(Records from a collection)
++++++++
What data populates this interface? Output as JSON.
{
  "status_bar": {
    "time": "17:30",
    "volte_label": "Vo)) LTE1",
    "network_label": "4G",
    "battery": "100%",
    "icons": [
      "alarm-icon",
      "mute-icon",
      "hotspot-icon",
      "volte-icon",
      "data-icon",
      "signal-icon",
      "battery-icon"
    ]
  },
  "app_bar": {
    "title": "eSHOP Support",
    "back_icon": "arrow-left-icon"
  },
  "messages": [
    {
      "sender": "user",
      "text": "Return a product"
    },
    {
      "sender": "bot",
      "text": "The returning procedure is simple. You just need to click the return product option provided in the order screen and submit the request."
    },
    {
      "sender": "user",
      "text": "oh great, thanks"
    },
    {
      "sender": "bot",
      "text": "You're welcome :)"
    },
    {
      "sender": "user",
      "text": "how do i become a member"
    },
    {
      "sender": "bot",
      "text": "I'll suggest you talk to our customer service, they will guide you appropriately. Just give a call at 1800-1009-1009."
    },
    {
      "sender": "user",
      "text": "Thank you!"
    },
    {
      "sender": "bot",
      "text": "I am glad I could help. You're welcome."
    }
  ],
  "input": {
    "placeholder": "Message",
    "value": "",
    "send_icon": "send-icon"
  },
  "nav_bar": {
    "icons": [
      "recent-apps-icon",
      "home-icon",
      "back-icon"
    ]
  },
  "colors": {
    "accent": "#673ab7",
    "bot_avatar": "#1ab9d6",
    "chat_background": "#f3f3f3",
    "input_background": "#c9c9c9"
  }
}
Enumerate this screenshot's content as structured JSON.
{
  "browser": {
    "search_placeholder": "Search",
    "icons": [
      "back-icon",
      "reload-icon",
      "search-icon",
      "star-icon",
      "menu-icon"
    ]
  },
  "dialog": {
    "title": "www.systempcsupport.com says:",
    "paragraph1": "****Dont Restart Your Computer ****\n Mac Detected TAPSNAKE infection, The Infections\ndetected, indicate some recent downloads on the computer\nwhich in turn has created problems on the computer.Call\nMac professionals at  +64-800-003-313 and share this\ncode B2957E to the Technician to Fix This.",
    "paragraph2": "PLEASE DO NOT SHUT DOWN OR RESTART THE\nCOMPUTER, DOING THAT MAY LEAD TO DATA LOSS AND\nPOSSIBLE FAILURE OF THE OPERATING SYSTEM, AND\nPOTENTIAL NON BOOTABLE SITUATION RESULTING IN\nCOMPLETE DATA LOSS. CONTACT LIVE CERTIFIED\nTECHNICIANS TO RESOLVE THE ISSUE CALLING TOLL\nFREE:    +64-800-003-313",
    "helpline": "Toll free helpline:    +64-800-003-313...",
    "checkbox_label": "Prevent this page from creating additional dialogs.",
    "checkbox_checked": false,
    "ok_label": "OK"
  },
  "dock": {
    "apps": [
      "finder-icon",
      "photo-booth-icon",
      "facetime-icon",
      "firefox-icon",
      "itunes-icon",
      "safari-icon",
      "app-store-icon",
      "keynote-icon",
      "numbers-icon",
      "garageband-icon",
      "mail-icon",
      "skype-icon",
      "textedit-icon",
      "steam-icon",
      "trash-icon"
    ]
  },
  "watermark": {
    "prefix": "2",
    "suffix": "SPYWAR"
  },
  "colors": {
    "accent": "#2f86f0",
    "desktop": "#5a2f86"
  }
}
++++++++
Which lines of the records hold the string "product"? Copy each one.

      "text": "Return a product"
      "text": "The returning procedure is simple. You just need to click the return product option provided in the order screen and submit the request."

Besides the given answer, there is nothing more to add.